:: About this task ::
Among the entries below, tally the lines that include "JSON", and give the number alone.

:: Records provided ::
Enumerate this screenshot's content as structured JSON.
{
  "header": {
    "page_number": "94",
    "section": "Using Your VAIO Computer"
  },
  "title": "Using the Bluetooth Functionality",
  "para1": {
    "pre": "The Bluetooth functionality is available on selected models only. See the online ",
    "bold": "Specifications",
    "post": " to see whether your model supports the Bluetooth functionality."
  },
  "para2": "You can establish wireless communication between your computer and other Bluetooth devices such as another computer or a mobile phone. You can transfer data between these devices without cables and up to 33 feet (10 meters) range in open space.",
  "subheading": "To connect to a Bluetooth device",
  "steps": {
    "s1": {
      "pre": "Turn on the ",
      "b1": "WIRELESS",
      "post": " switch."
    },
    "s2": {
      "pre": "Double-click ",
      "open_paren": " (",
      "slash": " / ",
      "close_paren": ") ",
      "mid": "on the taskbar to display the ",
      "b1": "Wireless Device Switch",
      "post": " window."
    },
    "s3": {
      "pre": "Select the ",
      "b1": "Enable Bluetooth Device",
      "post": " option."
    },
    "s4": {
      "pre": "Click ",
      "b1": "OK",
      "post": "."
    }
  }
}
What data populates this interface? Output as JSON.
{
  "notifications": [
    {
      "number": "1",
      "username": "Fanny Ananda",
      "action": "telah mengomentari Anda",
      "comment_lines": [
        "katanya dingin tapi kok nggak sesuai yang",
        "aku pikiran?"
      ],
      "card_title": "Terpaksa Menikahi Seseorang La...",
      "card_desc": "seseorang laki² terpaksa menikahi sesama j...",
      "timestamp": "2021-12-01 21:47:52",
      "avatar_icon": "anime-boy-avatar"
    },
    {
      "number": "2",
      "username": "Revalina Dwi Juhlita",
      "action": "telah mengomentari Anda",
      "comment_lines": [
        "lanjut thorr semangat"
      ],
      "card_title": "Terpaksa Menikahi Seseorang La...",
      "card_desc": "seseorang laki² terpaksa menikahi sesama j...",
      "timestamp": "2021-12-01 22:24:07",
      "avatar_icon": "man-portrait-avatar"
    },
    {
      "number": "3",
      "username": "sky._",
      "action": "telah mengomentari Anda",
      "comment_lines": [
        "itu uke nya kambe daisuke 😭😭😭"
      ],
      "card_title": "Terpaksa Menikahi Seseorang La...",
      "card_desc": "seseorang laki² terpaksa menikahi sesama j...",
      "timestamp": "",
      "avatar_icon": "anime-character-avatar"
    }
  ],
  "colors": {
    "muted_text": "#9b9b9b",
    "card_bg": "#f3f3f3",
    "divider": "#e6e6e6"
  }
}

:: Written reply ::
2